Funds Remittance Department
Direct Line: +23480207386XX
My dearest Pan Cogito:
After a joint meeting of the Federal Executive Council (FEC), the Senate Committee on Foreign Debts reconciliation and the Presidential Payment and Implementation Panel on Contract/ inheritance fund under Category, which was addressed and headed by the President of the Federal Republic of Nigeria, Alhaji Umaru Musa Yar'Adua (GCFR). It became imperative to contact you on the subject matter. This meeting was initiated as part of the recent image laundering scheme of the federal government of Nigeria.
During the meeting, so many negative reports were tabled on behalf of our numerous contractors and foreign personnel’s on how unfairly they have been treated and extorted by some corrupt government officials who were vested with the authority to pay them their entitlements. The most annoying and irritating aspect of it all is that they could not effect payment to these foreign beneficiaries after subjecting them to so much stress and trauma. So the WORLD BANK AFRICAN Region Nigeria has being instructed to carry out the payment to you.
So for you to receive your fund which is worth $25M United States Dollars all you need to do is to choose an option amongst the below options on how you will prefer to get your funds. …
Rev, Richard Abel
Funds Remittance Department
"Rigo 23 first visited the coastal village of Cananéia and the surrounding forested areas of southeastern Brazil in early spring 2005. Between 2006 and 2008 he made four additional trips to the site, forming strong connections with three local communities: the Guaraní community of Pindoty, an indigenous community; the Quilombola communities of Ivaporunduva and Sapatú, founded hundreds of years ago by escaped and freed slaves; and the Caiçara Community of Itacuruçá, a fishing village near São Paulo.

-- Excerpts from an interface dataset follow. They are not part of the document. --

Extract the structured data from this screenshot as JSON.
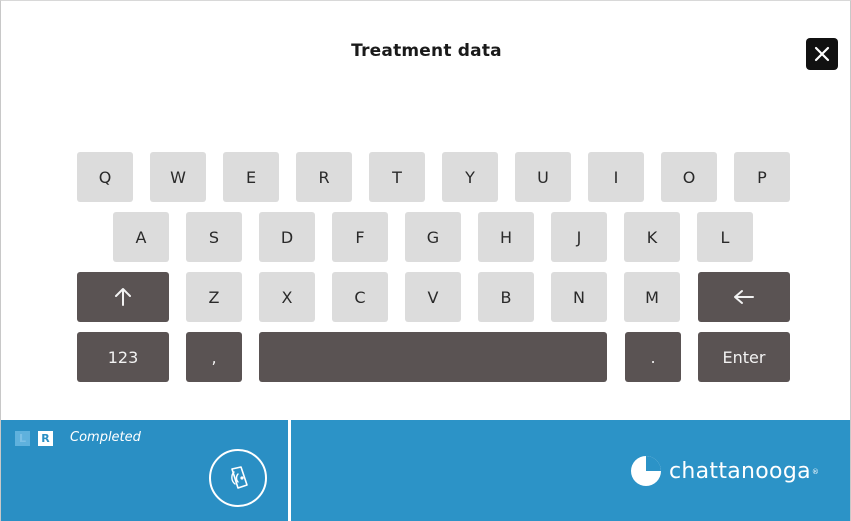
{
  "header": {
    "title": "Treatment data",
    "close_icon": "close-icon"
  },
  "keyboard": {
    "row1": [
      "Q",
      "W",
      "E",
      "R",
      "T",
      "Y",
      "U",
      "I",
      "O",
      "P"
    ],
    "row2": [
      "A",
      "S",
      "D",
      "F",
      "G",
      "H",
      "J",
      "K",
      "L"
    ],
    "row3": [
      "Z",
      "X",
      "C",
      "V",
      "B",
      "N",
      "M"
    ],
    "shift_icon": "arrow-up-icon",
    "backspace_icon": "arrow-left-icon",
    "numbers_label": "123",
    "comma_label": ",",
    "period_label": ".",
    "enter_label": "Enter",
    "colors": {
      "light_key": "#dcdcdc",
      "dark_key": "#5a5353"
    }
  },
  "footer": {
    "left_label": "L",
    "right_label": "R",
    "status": "Completed",
    "device_icon": "applicator-icon",
    "brand": "chattanooga",
    "brand_mark": "®",
    "colors": {
      "background": "#2c93c7"
    }
  }
}
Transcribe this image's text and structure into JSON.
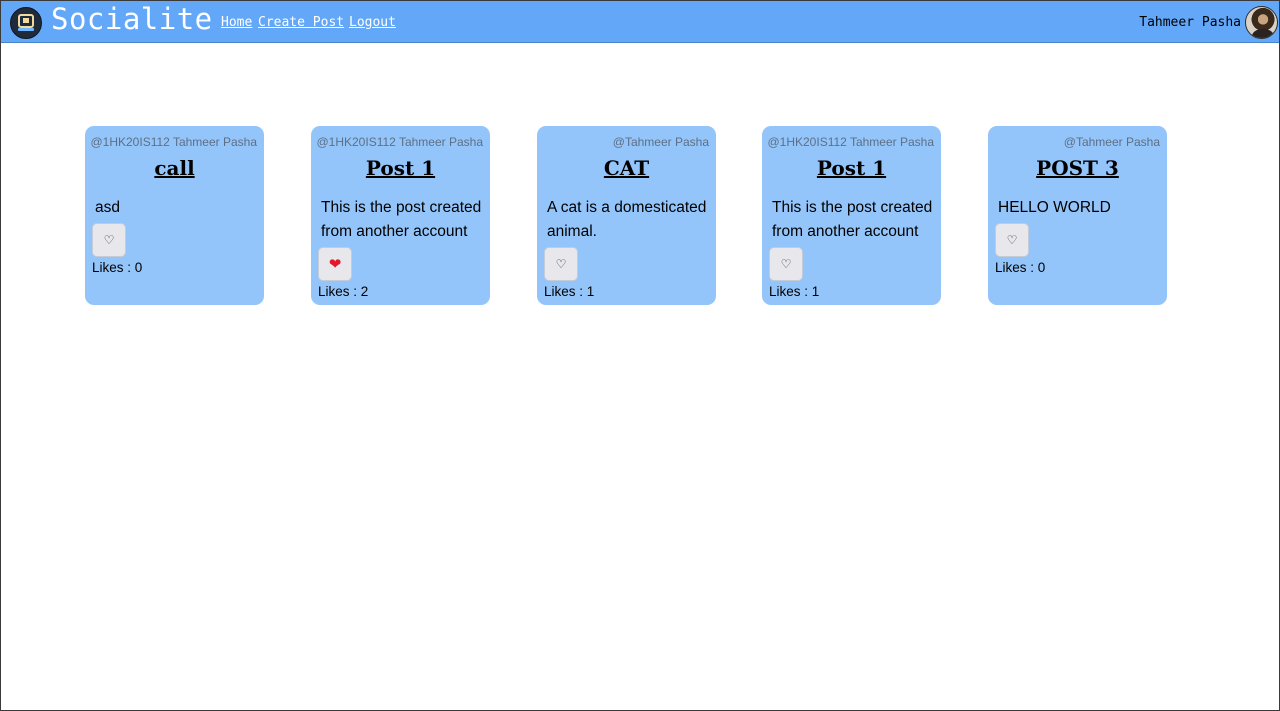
{
  "header": {
    "brand": "Socialite",
    "logo_icon": "socialite-logo-icon",
    "nav": [
      "Home",
      "Create Post",
      "Logout"
    ],
    "user_name": "Tahmeer Pasha",
    "avatar_icon": "user-avatar",
    "bar_color": "#63a7f8"
  },
  "posts": [
    {
      "author": "@1HK20IS112 Tahmeer Pasha",
      "title": "call",
      "body": "asd",
      "liked": false,
      "likes_label": "Likes : 0"
    },
    {
      "author": "@1HK20IS112 Tahmeer Pasha",
      "title": "Post 1",
      "body": "This is the post created from another account",
      "liked": true,
      "likes_label": "Likes : 2"
    },
    {
      "author": "@Tahmeer Pasha",
      "title": "CAT",
      "body": "A cat is a domesticated animal.",
      "liked": false,
      "likes_label": "Likes : 1"
    },
    {
      "author": "@1HK20IS112 Tahmeer Pasha",
      "title": "Post 1",
      "body": "This is the post created from another account",
      "liked": false,
      "likes_label": "Likes : 1"
    },
    {
      "author": "@Tahmeer Pasha",
      "title": "POST 3",
      "body": "HELLO WORLD",
      "liked": false,
      "likes_label": "Likes : 0"
    }
  ],
  "icons": {
    "heart_outline": "♡",
    "heart_filled": "❤"
  },
  "colors": {
    "card": "#93c5fa",
    "liked_heart": "#e0192a"
  }
}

Rigo worked in collaboration with the artisans of these communities to create two sculptures using traditional materials and methods. The works serve as a metaphor for the notion that the developed world often exploits the resources of economically disadvantaged nations to support unsustainable, and often destructive, ways of life. Together, they have built replicas of contemporary weapons of mass destruction—a cluster bomb and a nuclear submarine—and turned them into celebrations of life instead of death."
Photo credit: Rigo 23: Sapukay—Cry for Help, 2008 (detail); woven taquara, banana trunk fibers, feathers, wire, fishing line, caxeta; assembled in Cananéia, Brazil, with members of the local Quilombola, Guaraní, and Caiçara communities; 60 x 137 x 60 in.; courtesy of the artist and Gallery Paule Anglim, San Francisco. Installation view, MCASD, photo: (c) Pablo Mason 2009.